INFORMATION SHOWN:
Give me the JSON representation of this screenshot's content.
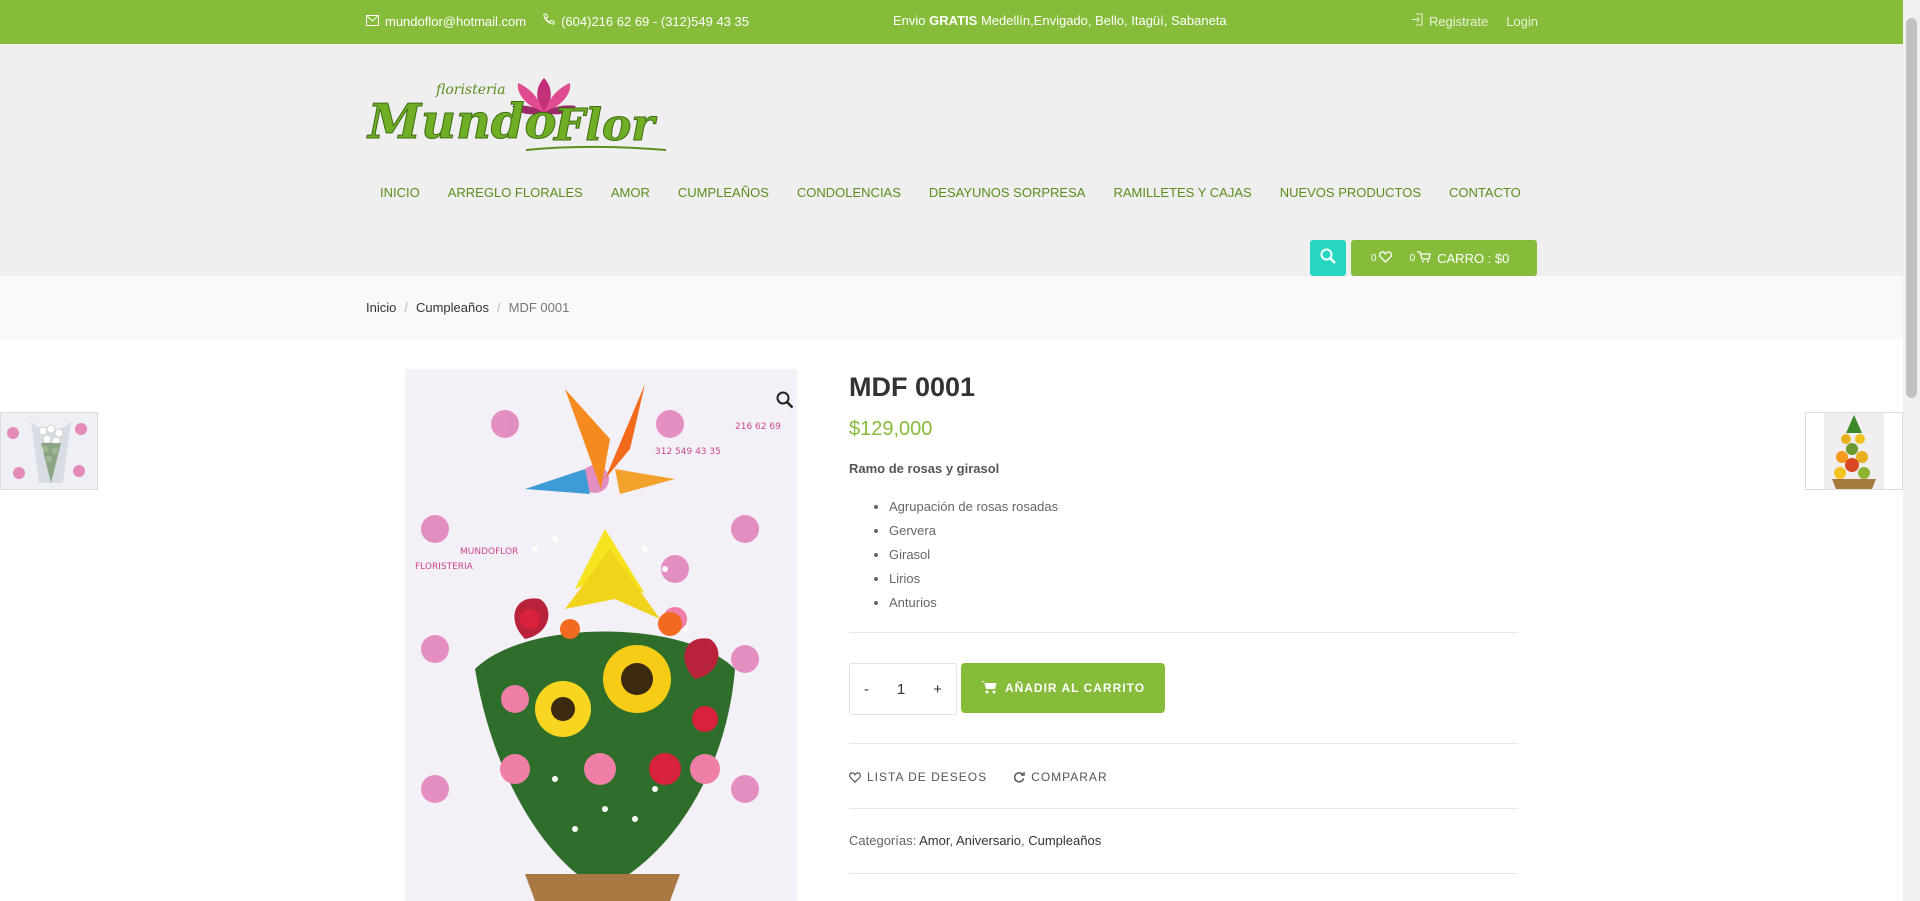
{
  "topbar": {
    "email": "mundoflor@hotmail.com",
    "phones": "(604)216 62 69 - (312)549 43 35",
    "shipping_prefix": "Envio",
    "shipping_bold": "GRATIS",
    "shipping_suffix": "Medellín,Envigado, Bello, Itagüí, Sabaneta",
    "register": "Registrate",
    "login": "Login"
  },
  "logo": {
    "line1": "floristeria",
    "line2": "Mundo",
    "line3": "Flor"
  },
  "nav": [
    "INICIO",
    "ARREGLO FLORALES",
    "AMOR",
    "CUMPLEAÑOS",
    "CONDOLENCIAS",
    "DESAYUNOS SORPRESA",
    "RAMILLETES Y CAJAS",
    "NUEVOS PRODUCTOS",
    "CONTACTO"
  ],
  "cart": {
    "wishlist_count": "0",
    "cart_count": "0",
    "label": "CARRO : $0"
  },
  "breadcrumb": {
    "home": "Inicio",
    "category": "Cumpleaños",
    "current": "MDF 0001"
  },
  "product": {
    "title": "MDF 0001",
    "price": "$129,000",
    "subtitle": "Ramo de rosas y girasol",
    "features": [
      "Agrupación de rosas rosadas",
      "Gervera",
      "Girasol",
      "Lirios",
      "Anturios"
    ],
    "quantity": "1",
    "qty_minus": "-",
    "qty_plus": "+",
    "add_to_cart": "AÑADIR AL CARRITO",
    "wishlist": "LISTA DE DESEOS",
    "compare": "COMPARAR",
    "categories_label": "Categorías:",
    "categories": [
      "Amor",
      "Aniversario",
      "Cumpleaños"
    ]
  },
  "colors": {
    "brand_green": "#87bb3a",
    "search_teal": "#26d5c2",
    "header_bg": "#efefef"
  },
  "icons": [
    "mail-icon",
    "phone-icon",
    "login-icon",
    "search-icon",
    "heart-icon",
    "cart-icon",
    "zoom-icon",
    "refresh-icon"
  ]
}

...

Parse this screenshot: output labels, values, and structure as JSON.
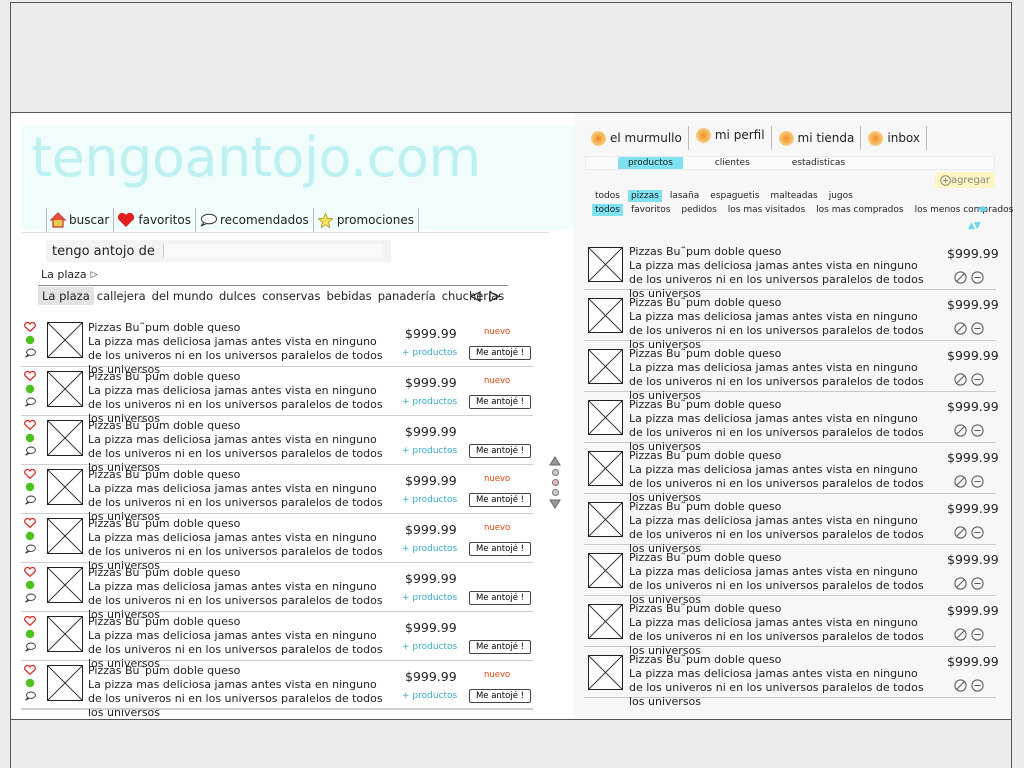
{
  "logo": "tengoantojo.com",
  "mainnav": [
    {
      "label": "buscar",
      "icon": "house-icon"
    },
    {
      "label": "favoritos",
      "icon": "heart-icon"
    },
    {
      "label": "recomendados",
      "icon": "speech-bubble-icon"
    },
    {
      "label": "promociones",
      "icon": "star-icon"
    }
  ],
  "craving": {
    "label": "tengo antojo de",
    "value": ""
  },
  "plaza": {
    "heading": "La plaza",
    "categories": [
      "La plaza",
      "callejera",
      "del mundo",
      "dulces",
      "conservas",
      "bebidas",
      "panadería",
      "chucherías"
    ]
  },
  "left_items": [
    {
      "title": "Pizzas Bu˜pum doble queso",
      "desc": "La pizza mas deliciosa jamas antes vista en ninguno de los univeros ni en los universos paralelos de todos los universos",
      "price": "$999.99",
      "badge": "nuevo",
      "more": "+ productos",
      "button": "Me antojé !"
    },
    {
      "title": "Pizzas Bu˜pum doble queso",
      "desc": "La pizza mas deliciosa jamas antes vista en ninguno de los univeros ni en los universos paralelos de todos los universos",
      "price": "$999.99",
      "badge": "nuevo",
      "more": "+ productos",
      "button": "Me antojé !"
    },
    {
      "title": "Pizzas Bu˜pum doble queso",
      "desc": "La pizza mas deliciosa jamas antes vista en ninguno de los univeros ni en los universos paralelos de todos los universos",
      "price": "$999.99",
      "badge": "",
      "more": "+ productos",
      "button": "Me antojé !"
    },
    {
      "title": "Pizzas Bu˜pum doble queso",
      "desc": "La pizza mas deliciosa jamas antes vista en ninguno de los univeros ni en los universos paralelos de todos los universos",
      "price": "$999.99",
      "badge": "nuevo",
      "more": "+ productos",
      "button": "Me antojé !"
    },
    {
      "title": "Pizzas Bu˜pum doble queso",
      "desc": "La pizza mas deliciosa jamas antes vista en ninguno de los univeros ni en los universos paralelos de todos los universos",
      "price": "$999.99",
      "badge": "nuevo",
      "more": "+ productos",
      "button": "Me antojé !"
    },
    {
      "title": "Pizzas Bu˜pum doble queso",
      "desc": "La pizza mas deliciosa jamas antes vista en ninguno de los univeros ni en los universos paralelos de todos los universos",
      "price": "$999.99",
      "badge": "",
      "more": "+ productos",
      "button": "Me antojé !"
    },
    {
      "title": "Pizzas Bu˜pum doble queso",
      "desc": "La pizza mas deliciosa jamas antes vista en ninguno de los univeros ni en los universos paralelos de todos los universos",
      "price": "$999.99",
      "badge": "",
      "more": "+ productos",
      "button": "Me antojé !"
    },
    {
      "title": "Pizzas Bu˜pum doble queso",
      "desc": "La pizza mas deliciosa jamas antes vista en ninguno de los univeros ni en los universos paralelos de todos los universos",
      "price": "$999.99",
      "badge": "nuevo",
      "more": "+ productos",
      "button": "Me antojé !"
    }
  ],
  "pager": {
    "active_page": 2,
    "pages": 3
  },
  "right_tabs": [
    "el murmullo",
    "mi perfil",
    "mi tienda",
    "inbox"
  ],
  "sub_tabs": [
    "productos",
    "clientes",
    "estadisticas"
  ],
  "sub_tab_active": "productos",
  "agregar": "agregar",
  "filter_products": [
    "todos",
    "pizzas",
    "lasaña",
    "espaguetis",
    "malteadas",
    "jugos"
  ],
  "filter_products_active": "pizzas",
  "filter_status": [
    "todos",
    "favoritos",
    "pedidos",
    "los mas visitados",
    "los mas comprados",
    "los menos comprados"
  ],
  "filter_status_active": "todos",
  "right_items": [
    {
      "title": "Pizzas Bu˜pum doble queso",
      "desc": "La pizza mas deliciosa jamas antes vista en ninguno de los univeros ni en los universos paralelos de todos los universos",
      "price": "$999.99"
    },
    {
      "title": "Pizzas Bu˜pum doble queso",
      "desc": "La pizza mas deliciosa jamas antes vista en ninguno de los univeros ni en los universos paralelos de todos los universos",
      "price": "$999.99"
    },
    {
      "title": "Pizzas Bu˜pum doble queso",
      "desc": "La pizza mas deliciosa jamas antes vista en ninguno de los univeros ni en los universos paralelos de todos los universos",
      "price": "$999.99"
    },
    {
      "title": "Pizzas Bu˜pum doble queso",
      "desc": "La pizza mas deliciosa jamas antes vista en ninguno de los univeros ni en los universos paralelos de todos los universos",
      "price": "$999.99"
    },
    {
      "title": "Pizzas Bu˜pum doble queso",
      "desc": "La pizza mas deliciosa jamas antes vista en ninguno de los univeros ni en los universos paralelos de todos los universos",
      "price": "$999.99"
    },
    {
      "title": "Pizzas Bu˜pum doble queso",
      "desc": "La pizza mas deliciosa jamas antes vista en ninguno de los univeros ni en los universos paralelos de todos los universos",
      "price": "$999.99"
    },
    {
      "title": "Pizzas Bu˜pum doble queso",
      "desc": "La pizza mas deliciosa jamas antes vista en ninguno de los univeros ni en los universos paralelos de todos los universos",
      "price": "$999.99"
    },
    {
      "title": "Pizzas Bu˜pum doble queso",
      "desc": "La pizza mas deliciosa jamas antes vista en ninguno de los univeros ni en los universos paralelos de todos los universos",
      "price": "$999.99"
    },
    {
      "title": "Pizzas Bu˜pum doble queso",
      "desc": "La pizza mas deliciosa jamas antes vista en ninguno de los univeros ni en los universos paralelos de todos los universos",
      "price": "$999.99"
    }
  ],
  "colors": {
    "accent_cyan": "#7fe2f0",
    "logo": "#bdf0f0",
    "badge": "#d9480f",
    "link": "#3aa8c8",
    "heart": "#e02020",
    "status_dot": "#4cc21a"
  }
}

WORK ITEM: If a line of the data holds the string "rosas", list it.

SOLVED PROBLEM:
    "subtitle": "Ramo de rosas y girasol",
      "Agrupación de rosas rosadas",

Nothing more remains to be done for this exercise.